A high performance team has a culture that meets the emotional and intellectual needs of all the team members. People are inspired to do their very best every day while caring deeply about the welfare of their colleagues. They also feel that their colleagues and the organization itself care about them. People know what to do, they are equipped to do it and they feel they have the power and support to move forward. So what does this culture look like in terms of measurable behaviours?
In How NASA Builds Teams, Charles J. Pellerin describes a number of team behaviours that he has determined are key to creating the type of culture where people can be most effective. (Pellerin has developed this into his 4-D Assessment Process.) The descriptions alone are very insightful.
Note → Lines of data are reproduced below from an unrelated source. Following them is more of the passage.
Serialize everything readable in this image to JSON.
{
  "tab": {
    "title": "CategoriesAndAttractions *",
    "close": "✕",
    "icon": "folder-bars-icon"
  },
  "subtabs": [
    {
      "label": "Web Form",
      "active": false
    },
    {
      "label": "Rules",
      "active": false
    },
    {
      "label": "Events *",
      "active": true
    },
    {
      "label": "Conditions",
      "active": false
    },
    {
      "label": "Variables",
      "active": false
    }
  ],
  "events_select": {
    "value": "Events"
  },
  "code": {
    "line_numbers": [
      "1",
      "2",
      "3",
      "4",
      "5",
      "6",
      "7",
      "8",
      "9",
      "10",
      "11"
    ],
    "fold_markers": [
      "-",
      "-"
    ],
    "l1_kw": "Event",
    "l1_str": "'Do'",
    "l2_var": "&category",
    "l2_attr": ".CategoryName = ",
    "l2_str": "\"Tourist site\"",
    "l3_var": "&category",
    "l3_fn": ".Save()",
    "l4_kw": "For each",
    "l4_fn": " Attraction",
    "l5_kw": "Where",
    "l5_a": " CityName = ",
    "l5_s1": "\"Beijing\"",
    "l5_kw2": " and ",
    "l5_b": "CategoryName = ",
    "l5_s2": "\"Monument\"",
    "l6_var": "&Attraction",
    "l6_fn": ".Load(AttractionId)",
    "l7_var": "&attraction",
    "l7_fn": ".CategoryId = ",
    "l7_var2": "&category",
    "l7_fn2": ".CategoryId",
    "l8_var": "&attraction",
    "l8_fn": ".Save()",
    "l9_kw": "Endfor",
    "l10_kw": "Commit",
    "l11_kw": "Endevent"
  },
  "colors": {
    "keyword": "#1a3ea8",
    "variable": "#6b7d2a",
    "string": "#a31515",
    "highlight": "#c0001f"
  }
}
A key behaviour relates to “Expressing Authentic Appreciation”. As Pellerin points out, this behaviour helps to address our emotional need of belonging, something that Abraham Maslow identified as fundamental to human motivation. When we feel we belong, we are happier and free to focus more fully on the tasks at hand. One of the important aspects of appreciation is that it must be felt and offered genuinely. Another is that we are appreciated for the things that we ourselves value. I will get less satisfaction from your appreciation of my coffee-making ability that from your appreciation for my leadership ability. (Well that’s only partly true.) Also important to note, High performing teams exercise authentic appreciation for others, such as clients, partners and customers. They do this even in high stress situations, framing negative events and perceptions in constructive, appreciative terms.
So, at this moment and on your team, to what extent do people feel appreciated for the contributions that they feel are important? To what extent do they express the positive aspects of a situation or relationship?